WORK REQUIRED
Pull every line holding the string "reward" from the records below.

======== GIVEN ENTRIES

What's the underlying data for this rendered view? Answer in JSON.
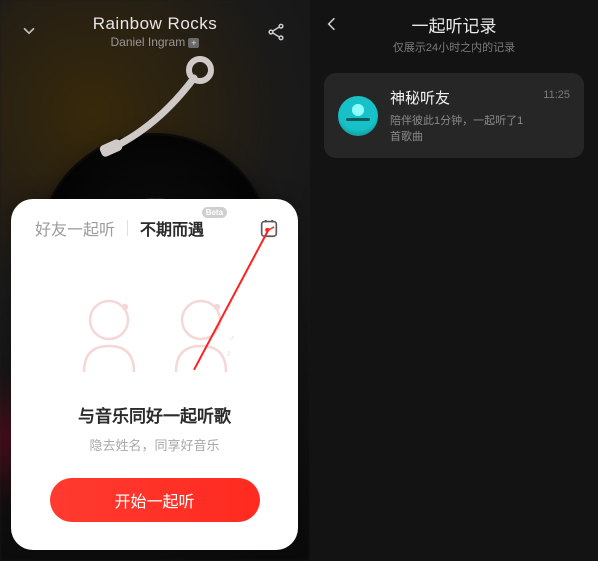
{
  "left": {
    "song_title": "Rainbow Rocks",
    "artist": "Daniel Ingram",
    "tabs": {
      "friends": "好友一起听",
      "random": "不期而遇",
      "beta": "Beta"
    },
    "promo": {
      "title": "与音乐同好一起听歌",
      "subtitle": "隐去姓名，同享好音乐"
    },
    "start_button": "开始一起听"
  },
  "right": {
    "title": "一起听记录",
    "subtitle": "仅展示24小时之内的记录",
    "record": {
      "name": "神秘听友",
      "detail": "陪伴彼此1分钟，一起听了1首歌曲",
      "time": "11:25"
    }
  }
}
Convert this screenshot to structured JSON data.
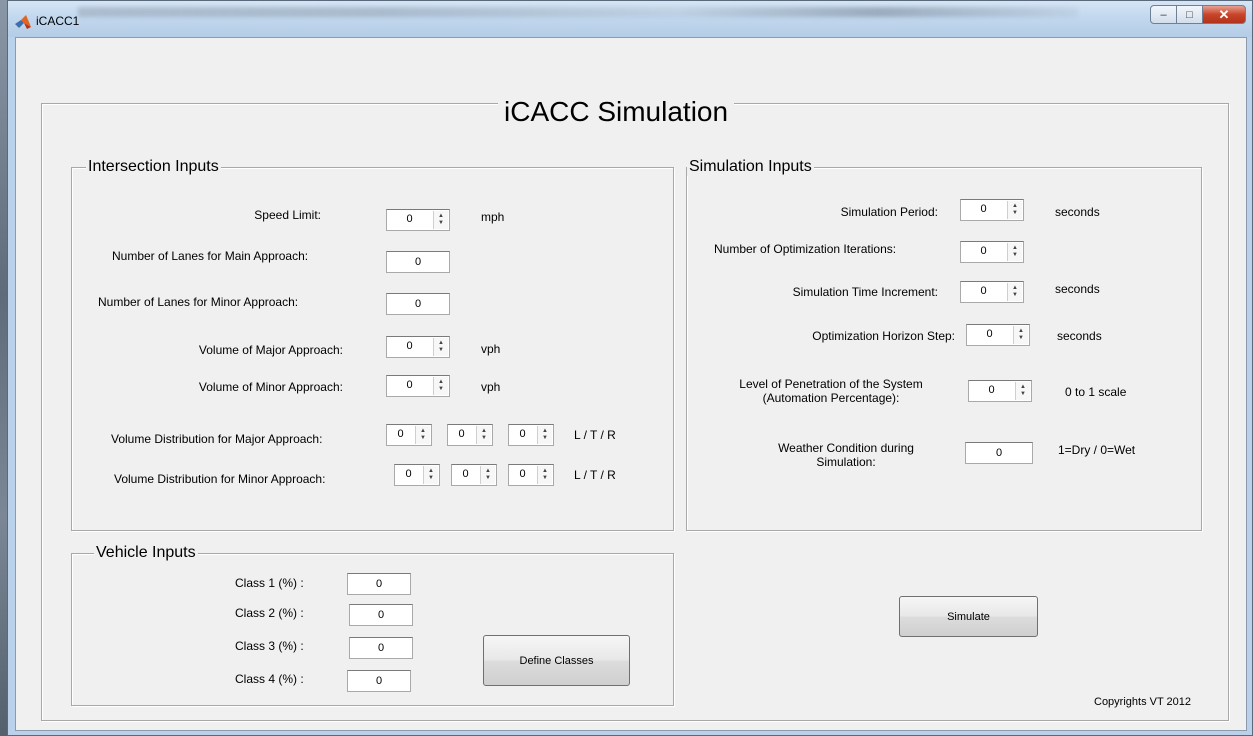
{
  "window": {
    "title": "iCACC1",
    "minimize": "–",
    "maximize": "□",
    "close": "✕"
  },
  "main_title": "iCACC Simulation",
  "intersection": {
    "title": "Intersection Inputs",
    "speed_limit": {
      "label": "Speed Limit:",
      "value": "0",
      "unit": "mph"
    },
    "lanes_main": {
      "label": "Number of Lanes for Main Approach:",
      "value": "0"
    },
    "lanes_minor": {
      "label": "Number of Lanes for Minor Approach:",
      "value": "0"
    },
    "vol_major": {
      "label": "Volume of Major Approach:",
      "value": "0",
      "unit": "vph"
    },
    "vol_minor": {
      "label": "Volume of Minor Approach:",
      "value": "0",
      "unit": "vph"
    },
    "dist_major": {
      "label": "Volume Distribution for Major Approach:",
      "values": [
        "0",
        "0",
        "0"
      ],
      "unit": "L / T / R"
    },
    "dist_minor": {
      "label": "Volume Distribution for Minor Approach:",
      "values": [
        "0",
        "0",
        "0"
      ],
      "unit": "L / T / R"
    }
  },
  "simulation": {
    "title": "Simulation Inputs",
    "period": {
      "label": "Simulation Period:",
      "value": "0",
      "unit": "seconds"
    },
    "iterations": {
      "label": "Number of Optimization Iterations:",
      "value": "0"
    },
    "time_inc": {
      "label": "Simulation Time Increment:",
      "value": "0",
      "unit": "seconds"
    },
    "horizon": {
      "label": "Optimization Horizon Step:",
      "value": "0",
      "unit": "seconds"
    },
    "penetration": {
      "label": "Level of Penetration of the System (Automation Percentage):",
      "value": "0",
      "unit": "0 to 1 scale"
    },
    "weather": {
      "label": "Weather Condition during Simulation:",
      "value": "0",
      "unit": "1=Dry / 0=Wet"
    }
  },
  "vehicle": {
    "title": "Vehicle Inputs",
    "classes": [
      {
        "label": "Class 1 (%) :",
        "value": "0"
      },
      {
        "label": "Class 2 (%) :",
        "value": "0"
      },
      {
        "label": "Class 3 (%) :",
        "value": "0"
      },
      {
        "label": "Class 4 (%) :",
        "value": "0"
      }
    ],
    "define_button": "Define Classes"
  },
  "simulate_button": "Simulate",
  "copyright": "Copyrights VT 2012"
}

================
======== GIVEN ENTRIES

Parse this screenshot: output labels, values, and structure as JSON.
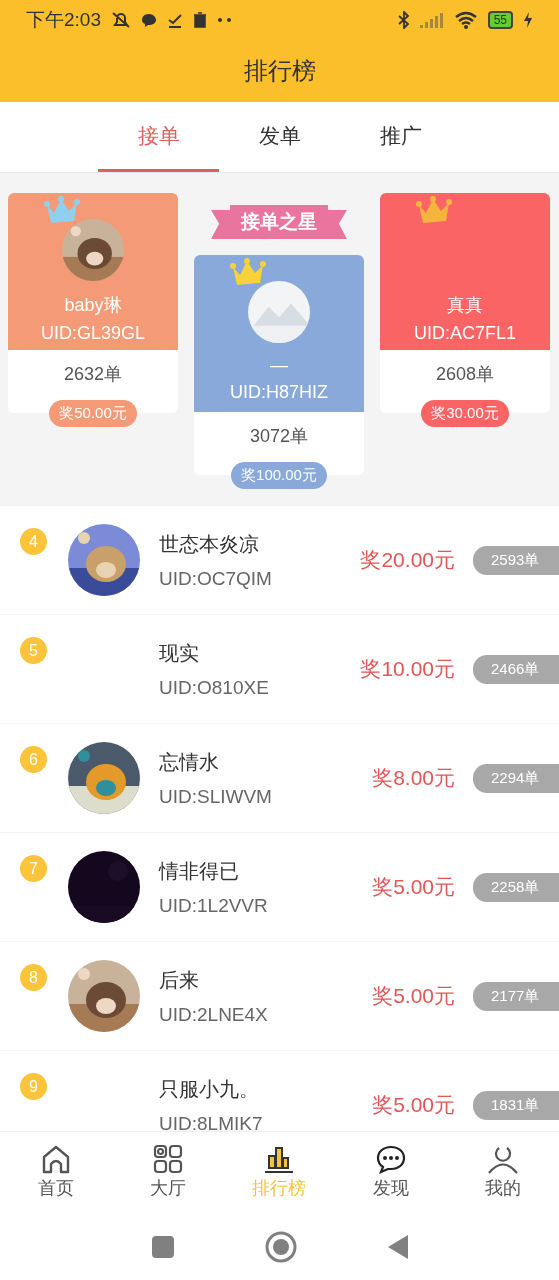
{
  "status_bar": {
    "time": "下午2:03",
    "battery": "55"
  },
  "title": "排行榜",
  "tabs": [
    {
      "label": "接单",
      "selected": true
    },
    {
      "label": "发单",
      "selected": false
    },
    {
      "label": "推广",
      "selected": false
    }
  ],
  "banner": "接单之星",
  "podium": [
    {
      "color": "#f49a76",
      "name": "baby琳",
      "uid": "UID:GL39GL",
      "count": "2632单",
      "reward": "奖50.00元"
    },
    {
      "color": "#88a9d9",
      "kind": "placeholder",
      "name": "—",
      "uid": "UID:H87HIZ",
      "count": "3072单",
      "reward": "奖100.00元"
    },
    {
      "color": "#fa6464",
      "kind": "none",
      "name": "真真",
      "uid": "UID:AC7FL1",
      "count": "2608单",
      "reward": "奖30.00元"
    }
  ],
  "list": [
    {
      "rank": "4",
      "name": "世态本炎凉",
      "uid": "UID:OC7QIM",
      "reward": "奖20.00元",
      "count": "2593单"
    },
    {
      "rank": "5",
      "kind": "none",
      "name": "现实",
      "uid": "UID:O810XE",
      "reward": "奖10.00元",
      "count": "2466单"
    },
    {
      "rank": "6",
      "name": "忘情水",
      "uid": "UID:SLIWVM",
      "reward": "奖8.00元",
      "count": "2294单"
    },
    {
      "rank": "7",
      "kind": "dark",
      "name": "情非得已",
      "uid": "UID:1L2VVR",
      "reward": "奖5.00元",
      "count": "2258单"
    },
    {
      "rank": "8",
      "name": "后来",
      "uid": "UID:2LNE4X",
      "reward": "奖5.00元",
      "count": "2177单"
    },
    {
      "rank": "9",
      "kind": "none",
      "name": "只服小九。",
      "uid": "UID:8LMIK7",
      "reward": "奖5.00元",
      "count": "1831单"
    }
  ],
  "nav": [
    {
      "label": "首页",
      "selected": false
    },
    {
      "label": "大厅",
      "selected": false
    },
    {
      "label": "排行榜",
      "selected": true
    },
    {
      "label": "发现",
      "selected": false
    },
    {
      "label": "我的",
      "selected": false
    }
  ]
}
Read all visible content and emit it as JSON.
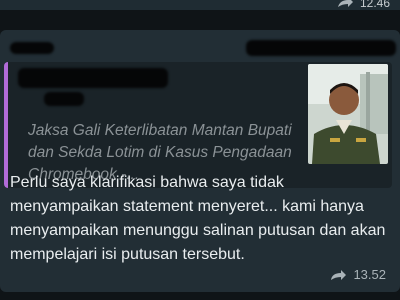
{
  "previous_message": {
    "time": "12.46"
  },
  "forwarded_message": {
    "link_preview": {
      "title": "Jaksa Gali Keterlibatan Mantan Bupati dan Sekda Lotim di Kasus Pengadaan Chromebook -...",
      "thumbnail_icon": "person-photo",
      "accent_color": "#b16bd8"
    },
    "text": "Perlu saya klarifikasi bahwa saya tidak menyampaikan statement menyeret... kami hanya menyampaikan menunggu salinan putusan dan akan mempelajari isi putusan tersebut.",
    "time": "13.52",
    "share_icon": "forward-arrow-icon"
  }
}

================

WRITTEN ANSWER
      "reward": "奖50.00元"
      "reward": "奖100.00元"
      "reward": "奖30.00元"
      "reward": "奖20.00元",
      "reward": "奖10.00元",
      "reward": "奖8.00元",
      "reward": "奖5.00元",
      "reward": "奖5.00元",
      "reward": "奖5.00元",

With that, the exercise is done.